EXERCISE DETAILS: Which lines of the records below contain the word "help"? Copy each of them out.

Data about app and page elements

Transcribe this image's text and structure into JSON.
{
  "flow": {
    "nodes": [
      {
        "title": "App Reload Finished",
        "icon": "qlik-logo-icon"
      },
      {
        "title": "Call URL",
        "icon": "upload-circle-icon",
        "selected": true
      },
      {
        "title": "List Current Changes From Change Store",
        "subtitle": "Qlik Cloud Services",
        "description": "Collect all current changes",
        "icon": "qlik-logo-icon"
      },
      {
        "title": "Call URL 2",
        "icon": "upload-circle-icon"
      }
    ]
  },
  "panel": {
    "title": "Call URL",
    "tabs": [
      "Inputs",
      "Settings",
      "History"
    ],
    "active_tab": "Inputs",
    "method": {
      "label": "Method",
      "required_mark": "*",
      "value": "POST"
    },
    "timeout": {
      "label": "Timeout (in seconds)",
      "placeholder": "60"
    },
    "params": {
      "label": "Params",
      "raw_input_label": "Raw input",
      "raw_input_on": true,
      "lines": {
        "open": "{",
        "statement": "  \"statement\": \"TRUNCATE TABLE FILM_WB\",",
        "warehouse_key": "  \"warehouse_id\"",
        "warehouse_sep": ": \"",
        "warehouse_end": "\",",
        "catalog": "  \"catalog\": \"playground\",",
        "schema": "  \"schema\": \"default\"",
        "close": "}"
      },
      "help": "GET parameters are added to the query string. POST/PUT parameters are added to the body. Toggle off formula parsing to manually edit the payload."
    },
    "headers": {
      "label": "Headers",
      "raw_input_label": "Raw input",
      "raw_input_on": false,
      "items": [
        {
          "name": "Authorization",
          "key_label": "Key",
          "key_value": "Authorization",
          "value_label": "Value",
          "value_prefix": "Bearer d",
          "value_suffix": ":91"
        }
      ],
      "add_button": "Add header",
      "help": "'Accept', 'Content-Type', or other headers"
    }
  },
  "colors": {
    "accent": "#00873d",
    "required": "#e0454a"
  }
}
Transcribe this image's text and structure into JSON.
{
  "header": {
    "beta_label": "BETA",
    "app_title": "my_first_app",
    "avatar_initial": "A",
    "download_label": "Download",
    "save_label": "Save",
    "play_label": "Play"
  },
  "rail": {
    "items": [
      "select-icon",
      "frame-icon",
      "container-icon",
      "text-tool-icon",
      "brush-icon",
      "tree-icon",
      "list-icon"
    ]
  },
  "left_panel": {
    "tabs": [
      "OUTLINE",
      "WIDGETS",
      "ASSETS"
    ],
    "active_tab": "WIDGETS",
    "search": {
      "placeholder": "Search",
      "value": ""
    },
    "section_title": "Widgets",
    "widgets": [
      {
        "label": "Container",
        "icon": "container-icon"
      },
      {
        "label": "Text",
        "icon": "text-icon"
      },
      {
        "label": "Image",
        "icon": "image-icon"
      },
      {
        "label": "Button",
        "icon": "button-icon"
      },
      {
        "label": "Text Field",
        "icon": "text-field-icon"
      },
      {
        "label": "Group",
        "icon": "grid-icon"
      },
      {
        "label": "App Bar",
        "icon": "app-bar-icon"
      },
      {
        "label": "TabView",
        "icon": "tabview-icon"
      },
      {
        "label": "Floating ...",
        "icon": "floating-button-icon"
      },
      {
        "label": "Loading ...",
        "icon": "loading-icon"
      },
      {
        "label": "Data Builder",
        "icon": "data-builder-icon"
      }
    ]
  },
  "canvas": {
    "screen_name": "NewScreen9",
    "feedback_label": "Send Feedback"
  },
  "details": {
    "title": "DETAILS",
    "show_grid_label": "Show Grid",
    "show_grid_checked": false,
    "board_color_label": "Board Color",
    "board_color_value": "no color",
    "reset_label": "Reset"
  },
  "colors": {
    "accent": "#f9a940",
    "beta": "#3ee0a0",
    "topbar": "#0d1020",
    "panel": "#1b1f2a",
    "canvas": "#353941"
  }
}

TASK SOLUTION:
      "help": "GET parameters are added to the query string. POST/PUT parameters are added to the body. Toggle off formula parsing to manually edit the payload."
      "help": "'Accept', 'Content-Type', or other headers"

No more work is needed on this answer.